Water in the cabin
It is easier to identify leaks in the cabin area than defective stringers, which are usually noticeable by watermarks, unless the seller has cleaned it properly. to make sure everything is tight, close windows and hatches and hold on from the outside with a high pressure water hose. Then go below deck and check with your finger or a dry paper towel in the area of the seals whether water has smuggled inside.
As important as the seam between hull and deck is, it is difficult to check because it is difficult or impossible to see. The easiest way to draw conclusions about existing or imminent difficulties is through irregularities on the rub rail. Pay particular attention to any bent or warped rub strips, which indicate that a collision may have occurred at the point that damaged the connection. Alternatively, you could go to work with the water hose, as with hatches and windows, and spray the entire rubbing strip with great pressure and then look for leaks on the inside and take a look into the bilge, where water that has entered collects when the hull Deck connection is compromised somewhere.
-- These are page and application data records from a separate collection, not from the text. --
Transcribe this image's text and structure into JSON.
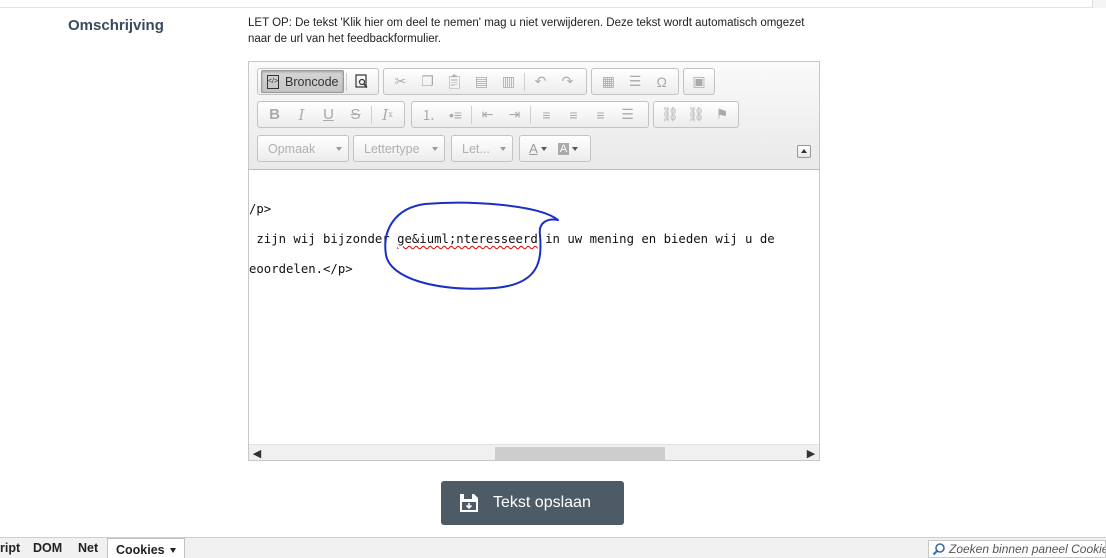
{
  "form": {
    "field_label": "Omschrijving",
    "note": "LET OP: De tekst 'Klik hier om deel te nemen' mag u niet verwijderen. Deze tekst wordt automatisch omgezet naar de url van het feedbackformulier."
  },
  "editor": {
    "toolbar": {
      "source_button": "Broncode",
      "format_combo": "Opmaak",
      "font_combo": "Lettertype",
      "size_combo": "Let..."
    },
    "source_lines": {
      "line1": "/p>",
      "line2_pre": " zijn wij bijzonder ",
      "line2_misspelled": "ge&iuml;nteresseerd",
      "line2_post": " in uw mening en bieden wij u de",
      "line3": "eoordelen.</p>"
    },
    "annotation_color": "#1a2fc4"
  },
  "actions": {
    "save_label": "Tekst opslaan"
  },
  "devtools": {
    "tabs": [
      "ript",
      "DOM",
      "Net",
      "Cookies"
    ],
    "search_placeholder": "Zoeken binnen paneel Cookies"
  }
}
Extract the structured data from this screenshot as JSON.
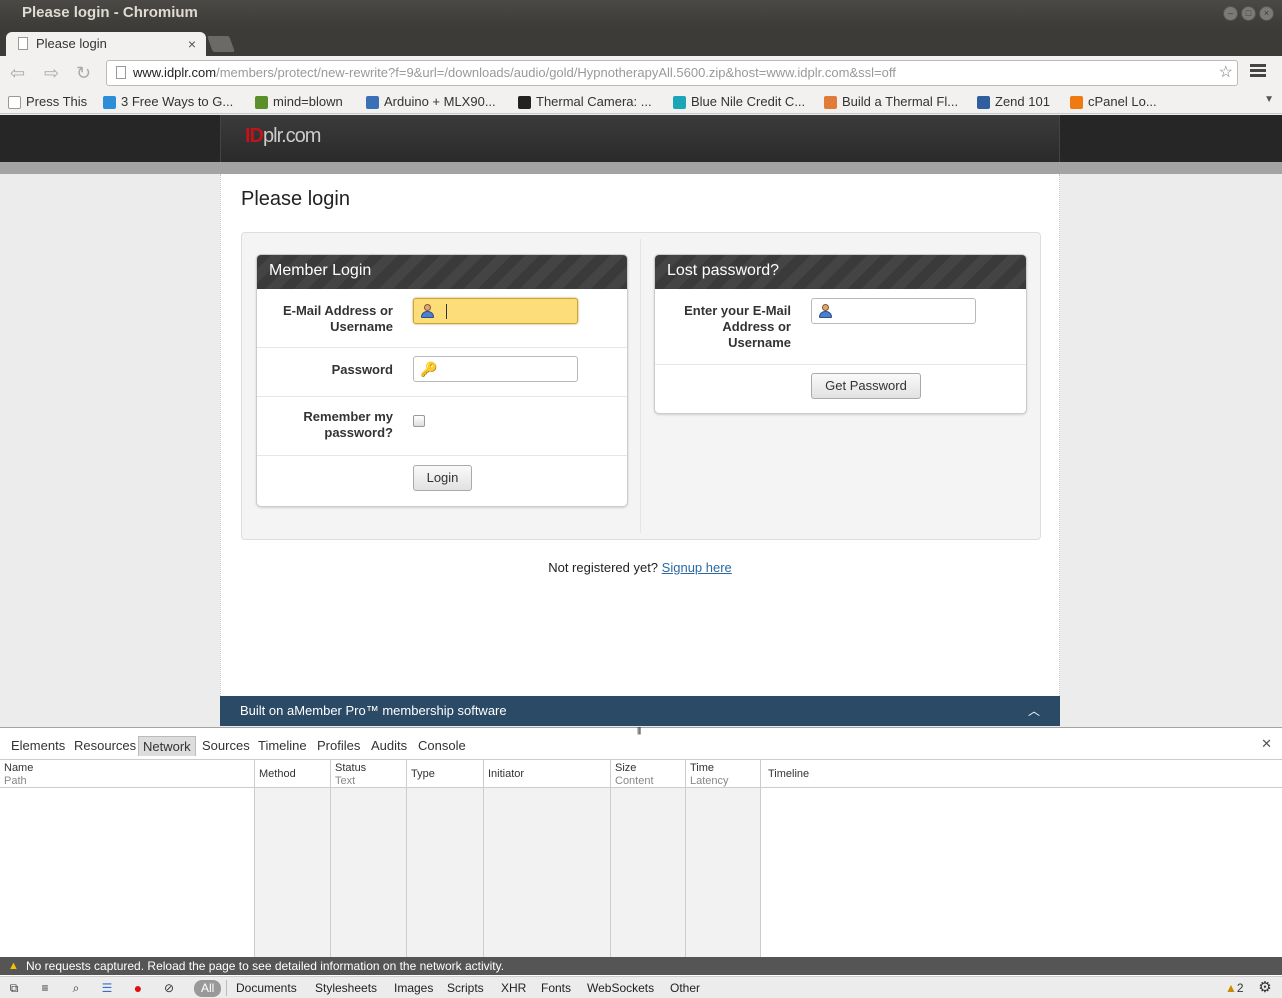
{
  "window": {
    "title": "Please login - Chromium",
    "tab_title": "Please login",
    "tab_close": "×"
  },
  "toolbar": {
    "url_host": "www.idplr.com",
    "url_path": "/members/protect/new-rewrite?f=9&url=/downloads/audio/gold/HypnotherapyAll.5600.zip&host=www.idplr.com&ssl=off"
  },
  "bookmarks": [
    {
      "label": "Press This",
      "icon_color": "#ffffff"
    },
    {
      "label": "3 Free Ways to G...",
      "icon_color": "#2a8fd6"
    },
    {
      "label": "mind=blown",
      "icon_color": "#5a8f2a"
    },
    {
      "label": "Arduino + MLX90...",
      "icon_color": "#3b6fb6"
    },
    {
      "label": "Thermal Camera: ...",
      "icon_color": "#222222"
    },
    {
      "label": "Blue Nile Credit C...",
      "icon_color": "#1aa6b7"
    },
    {
      "label": "Build a Thermal Fl...",
      "icon_color": "#e07b39"
    },
    {
      "label": "Zend 101",
      "icon_color": "#2f5f9e"
    },
    {
      "label": "cPanel Lo...",
      "icon_color": "#f07a12"
    }
  ],
  "site": {
    "logo_id": "ID",
    "logo_rest": "plr.com",
    "page_title": "Please login"
  },
  "member_login": {
    "heading": "Member Login",
    "email_label": "E-Mail Address or Username",
    "email_value": "",
    "password_label": "Password",
    "password_value": "",
    "remember_label": "Remember my password?",
    "remember_checked": false,
    "login_button": "Login"
  },
  "lost_password": {
    "heading": "Lost password?",
    "email_label": "Enter your E-Mail Address or Username",
    "email_value": "",
    "button": "Get Password"
  },
  "signup": {
    "text": "Not registered yet?",
    "link": "Signup here"
  },
  "footer": {
    "text": "Built on aMember Pro™ membership software"
  },
  "devtools": {
    "tabs": [
      "Elements",
      "Resources",
      "Network",
      "Sources",
      "Timeline",
      "Profiles",
      "Audits",
      "Console"
    ],
    "active_tab": "Network",
    "columns": [
      {
        "main": "Name",
        "sub": "Path"
      },
      {
        "main": "Method",
        "sub": ""
      },
      {
        "main": "Status",
        "sub": "Text"
      },
      {
        "main": "Type",
        "sub": ""
      },
      {
        "main": "Initiator",
        "sub": ""
      },
      {
        "main": "Size",
        "sub": "Content"
      },
      {
        "main": "Time",
        "sub": "Latency"
      },
      {
        "main": "Timeline",
        "sub": ""
      }
    ],
    "status_message": "No requests captured. Reload the page to see detailed information on the network activity.",
    "filters": [
      "All",
      "Documents",
      "Stylesheets",
      "Images",
      "Scripts",
      "XHR",
      "Fonts",
      "WebSockets",
      "Other"
    ],
    "warning_count": "2"
  }
}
Leakage in the transmission
Transmission problems are quite difficult to detect with outboards or sterndrives because they are usually caused by water ingress caused by a damaged seal or hairline cracks in the housing. The only way to check for leaks is to start the boat and check afterwards if the oil is milky or not, and if the seller agrees, loosen the drain plug half a turn and leave a little oil on your fingers drip to visually inspect it. You could also offer the seller to change the gear oil himself so that he or she does not incur any costs.
There are so many parts and particles on a boat that it is almost impossible to check each one individually before you sign the sales contract. For this reason, the test drive is the be all and end all because you never know what you will learn about the object of purchase when it drives. Maybe the controls have a little more slack than you’d like. It is also possible that the throttle is a little harder than it should. So the most important piece of advice at the end: Never sign a contract or even transfer money before you have had the opportunity to take a test drive. If this ritual seems too complicated to you, there is only one effective way out: buy a new boat with a guarantee.